Here’s a few tips and pointers to help introverts, and those who love them, survive the season.

  1. Don’t overbook – There are parties and events that you will be required to attend, such as work and family parties.   Then there are all of the other events – concerts, shopping, caroling, and you name it.  Make sure that for every night out on the town there are at least one or two quiet evenings at home to recharge.
  2. Plan “me” time into each day – It is important for you as an introvert to feel like you’ve had time to enjoy your favorite activities.  This doesn’t have to be long, even a half an hour a day where you know you won’t be interrupted can be enough to feel more centered.
  3. Make the best of situations – Chances are you will have to be somewhere that you might not want to go.  Before you begin, take a few moments to find three positive things about the event.  This will force your brain to find what you like about the event and then you will have a focus.  Your positives might be, free food, good music, and spending time with friends.  During the event then you need to make sure to enjoy those three things.
  4. Become a conversation guru – At social events you will be surrounded by people, many of which will not know how to hold a conversation. Don’t be one of them. One of the greatest myths about introverts is that we don’t like talking to strangers.  This isn’t true.  We just don’t like making inane small talk.  Get us talking about something we are interested in and we won’t shut up. On the same note, one of the easiest ways to get a good conversation going is to make someone else talk about something they are passionate about.  Ask questions.  Find things that you have in common.  
  5. Prioritize what’s really important – There are different events that hold special significance to everyone.  It is important that these things take precedence above other events. If it’s important to sing carols around the tree with cocoa and family, make sure it happens.  If you can’t feel the holiday spirit without making a drive out to Grandma’s, put it on the calendar.  
  6. Enlist backup – Whatever you do, if you are going to any social event, try not to go alone.  Having a significant other or dear friend along for the ride will ease some of the anxiety of being in uncomfortable places.
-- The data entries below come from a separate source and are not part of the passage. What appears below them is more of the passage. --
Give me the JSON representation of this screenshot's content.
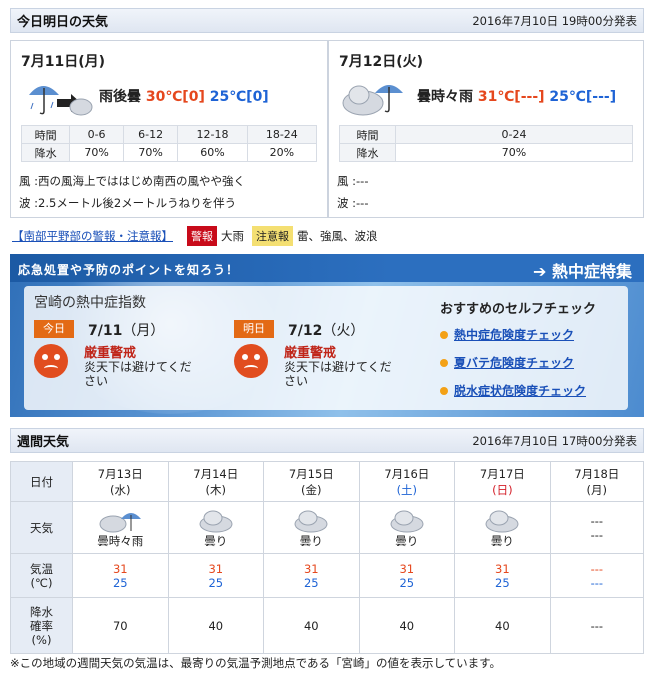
{
  "today_section": {
    "title": "今日明日の天気",
    "issued": "2016年7月10日 19時00分発表",
    "days": [
      {
        "date": "7月11日(月)",
        "icon": "rain-then-cloudy-icon",
        "weather": "雨後曇",
        "high": "30℃[0]",
        "low": "25℃[0]",
        "rain_headers": [
          "時間",
          "0-6",
          "6-12",
          "12-18",
          "18-24"
        ],
        "rain_values": [
          "降水",
          "70%",
          "70%",
          "60%",
          "20%"
        ],
        "wind": "風 :西の風海上でははじめ南西の風やや強く",
        "wave": "波 :2.5メートル後2メートルうねりを伴う"
      },
      {
        "date": "7月12日(火)",
        "icon": "cloudy-sometimes-rain-icon",
        "weather": "曇時々雨",
        "high": "31℃[---]",
        "low": "25℃[---]",
        "rain_headers": [
          "時間",
          "0-24"
        ],
        "rain_values": [
          "降水",
          "70%"
        ],
        "wind": "風 :---",
        "wave": "波 :---"
      }
    ]
  },
  "warnings": {
    "link": "【南部平野部の警報・注意報】",
    "warning_label": "警報",
    "warning_items": "大雨",
    "advisory_label": "注意報",
    "advisory_items": "雷、強風、波浪"
  },
  "heat_banner": {
    "headline": "応急処置や予防のポイントを知ろう！",
    "feature_link": "熱中症特集",
    "index_title_place": "宮崎",
    "index_title_rest": "の熱中症指数",
    "days": [
      {
        "tag": "今日",
        "date": "7/11",
        "dow": "（月）",
        "level": "厳重警戒",
        "advice": "炎天下は避けてください"
      },
      {
        "tag": "明日",
        "date": "7/12",
        "dow": "（火）",
        "level": "厳重警戒",
        "advice": "炎天下は避けてください"
      }
    ],
    "check_title": "おすすめのセルフチェック",
    "checks": [
      "熱中症危険度チェック",
      "夏バテ危険度チェック",
      "脱水症状危険度チェック"
    ]
  },
  "weekly": {
    "title": "週間天気",
    "issued": "2016年7月10日 17時00分発表",
    "row_labels": {
      "date": "日付",
      "weather": "天気",
      "temp": "気温\n(℃)",
      "rain": "降水\n確率\n(%)"
    },
    "days": [
      {
        "date": "7月13日",
        "dow": "(水)",
        "dow_type": "normal",
        "weather": "曇時々雨",
        "icon": "cloudy-sometimes-rain-icon",
        "high": "31",
        "low": "25",
        "rain": "70"
      },
      {
        "date": "7月14日",
        "dow": "(木)",
        "dow_type": "normal",
        "weather": "曇り",
        "icon": "cloudy-icon",
        "high": "31",
        "low": "25",
        "rain": "40"
      },
      {
        "date": "7月15日",
        "dow": "(金)",
        "dow_type": "normal",
        "weather": "曇り",
        "icon": "cloudy-icon",
        "high": "31",
        "low": "25",
        "rain": "40"
      },
      {
        "date": "7月16日",
        "dow": "(土)",
        "dow_type": "sat",
        "weather": "曇り",
        "icon": "cloudy-icon",
        "high": "31",
        "low": "25",
        "rain": "40"
      },
      {
        "date": "7月17日",
        "dow": "(日)",
        "dow_type": "sun",
        "weather": "曇り",
        "icon": "cloudy-icon",
        "high": "31",
        "low": "25",
        "rain": "40"
      },
      {
        "date": "7月18日",
        "dow": "(月)",
        "dow_type": "normal",
        "weather": "---",
        "weather2": "---",
        "icon": "",
        "high": "---",
        "low": "---",
        "rain": "---"
      }
    ],
    "note": "※この地域の週間天気の気温は、最寄りの気温予測地点である「宮崎」の値を表示しています。"
  }
}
If anything, they will give you someone to laugh with and talk to that understands.

While the holiday season can be full of uncomfortable moments for an introvert, there are also plenty of opportunities to make great memories and build traditions that will last for years to come.

Here’s wishing all of you a Very Merry Christmas, Happy Holidays, and a fabulous New Year!